Line by line, copy out the data that follows.

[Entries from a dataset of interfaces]

··········

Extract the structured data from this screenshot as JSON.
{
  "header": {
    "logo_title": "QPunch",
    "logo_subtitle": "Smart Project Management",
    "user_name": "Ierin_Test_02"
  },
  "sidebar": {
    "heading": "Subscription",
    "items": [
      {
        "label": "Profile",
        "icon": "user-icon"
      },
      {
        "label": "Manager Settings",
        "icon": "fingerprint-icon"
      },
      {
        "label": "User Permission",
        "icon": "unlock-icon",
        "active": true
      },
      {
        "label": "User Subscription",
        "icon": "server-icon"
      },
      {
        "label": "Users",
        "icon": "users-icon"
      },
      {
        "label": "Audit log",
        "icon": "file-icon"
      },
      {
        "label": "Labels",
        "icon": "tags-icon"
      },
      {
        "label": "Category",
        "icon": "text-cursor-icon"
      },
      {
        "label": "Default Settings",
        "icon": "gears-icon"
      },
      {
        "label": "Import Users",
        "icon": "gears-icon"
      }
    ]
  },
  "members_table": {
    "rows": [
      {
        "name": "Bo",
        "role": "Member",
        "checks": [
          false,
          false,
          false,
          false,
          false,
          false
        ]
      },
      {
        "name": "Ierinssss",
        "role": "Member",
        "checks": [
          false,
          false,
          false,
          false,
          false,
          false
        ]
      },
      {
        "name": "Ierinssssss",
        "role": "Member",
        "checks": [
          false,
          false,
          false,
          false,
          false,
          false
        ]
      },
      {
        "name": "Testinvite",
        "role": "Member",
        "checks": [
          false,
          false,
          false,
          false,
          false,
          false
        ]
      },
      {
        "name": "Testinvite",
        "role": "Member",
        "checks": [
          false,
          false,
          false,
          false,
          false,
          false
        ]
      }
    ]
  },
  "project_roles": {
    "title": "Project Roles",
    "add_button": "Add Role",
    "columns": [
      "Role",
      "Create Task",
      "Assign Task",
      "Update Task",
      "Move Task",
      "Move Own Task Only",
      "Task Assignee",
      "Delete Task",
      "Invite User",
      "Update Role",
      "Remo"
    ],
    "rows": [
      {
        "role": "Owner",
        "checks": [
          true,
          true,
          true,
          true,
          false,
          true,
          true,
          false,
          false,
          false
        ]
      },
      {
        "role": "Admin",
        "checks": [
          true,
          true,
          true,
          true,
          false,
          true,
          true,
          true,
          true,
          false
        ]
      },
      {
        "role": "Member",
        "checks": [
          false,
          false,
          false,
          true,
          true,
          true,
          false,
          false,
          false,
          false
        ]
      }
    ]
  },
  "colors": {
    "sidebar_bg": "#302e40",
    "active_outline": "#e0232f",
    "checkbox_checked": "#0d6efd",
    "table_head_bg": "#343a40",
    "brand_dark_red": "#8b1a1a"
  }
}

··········

- Answer for the task -
Extract the structured data from this screenshot as JSON.
{
  "header": {
    "logo_title": "QPunch",
    "logo_subtitle": "Smart Project Management",
    "user_name": "Ierin_Test_02"
  },
  "sidebar": {
    "heading": "Subscription",
    "items": [
      {
        "label": "Profile",
        "icon": "user-icon"
      },
      {
        "label": "Manager Settings",
        "icon": "fingerprint-icon"
      },
      {
        "label": "User Permission",
        "icon": "unlock-icon",
        "active": true
      },
      {
        "label": "User Subscription",
        "icon": "server-icon"
      },
      {
        "label": "Users",
        "icon": "users-icon"
      },
      {
        "label": "Audit log",
        "icon": "file-icon"
      },
      {
        "label": "Labels",
        "icon": "tags-icon"
      },
      {
        "label": "Category",
        "icon": "text-cursor-icon"
      },
      {
        "label": "Default Settings",
        "icon": "gears-icon"
      },
      {
        "label": "Import Users",
        "icon": "gears-icon"
      }
    ]
  },
  "members_table": {
    "rows": [
      {
        "name": "Bo",
        "role": "Member",
        "checks": [
          false,
          false,
          false,
          false,
          false,
          false
        ]
      },
      {
        "name": "Ierinssss",
        "role": "Member",
        "checks": [
          false,
          false,
          false,
          false,
          false,
          false
        ]
      },
      {
        "name": "Ierinssssss",
        "role": "Member",
        "checks": [
          false,
          false,
          false,
          false,
          false,
          false
        ]
      },
      {
        "name": "Testinvite",
        "role": "Member",
        "checks": [
          false,
          false,
          false,
          false,
          false,
          false
        ]
      },
      {
        "name": "Testinvite",
        "role": "Member",
        "checks": [
          false,
          false,
          false,
          false,
          false,
          false
        ]
      }
    ]
  },
  "project_roles": {
    "title": "Project Roles",
    "add_button": "Add Role",
    "columns": [
      "Role",
      "Create Task",
      "Assign Task",
      "Update Task",
      "Move Task",
      "Move Own Task Only",
      "Task Assignee",
      "Delete Task",
      "Invite User",
      "Update Role",
      "Remo"
    ],
    "rows": [
      {
        "role": "Owner",
        "checks": [
          true,
          true,
          true,
          true,
          false,
          true,
          true,
          false,
          false,
          false
        ]
      },
      {
        "role": "Admin",
        "checks": [
          true,
          true,
          true,
          true,
          false,
          true,
          true,
          true,
          true,
          false
        ]
      },
      {
        "role": "Member",
        "checks": [
          false,
          false,
          false,
          true,
          true,
          true,
          false,
          false,
          false,
          false
        ]
      }
    ]
  },
  "colors": {
    "sidebar_bg": "#302e40",
    "active_outline": "#e0232f",
    "checkbox_checked": "#0d6efd",
    "table_head_bg": "#343a40",
    "brand_dark_red": "#8b1a1a"
  }
}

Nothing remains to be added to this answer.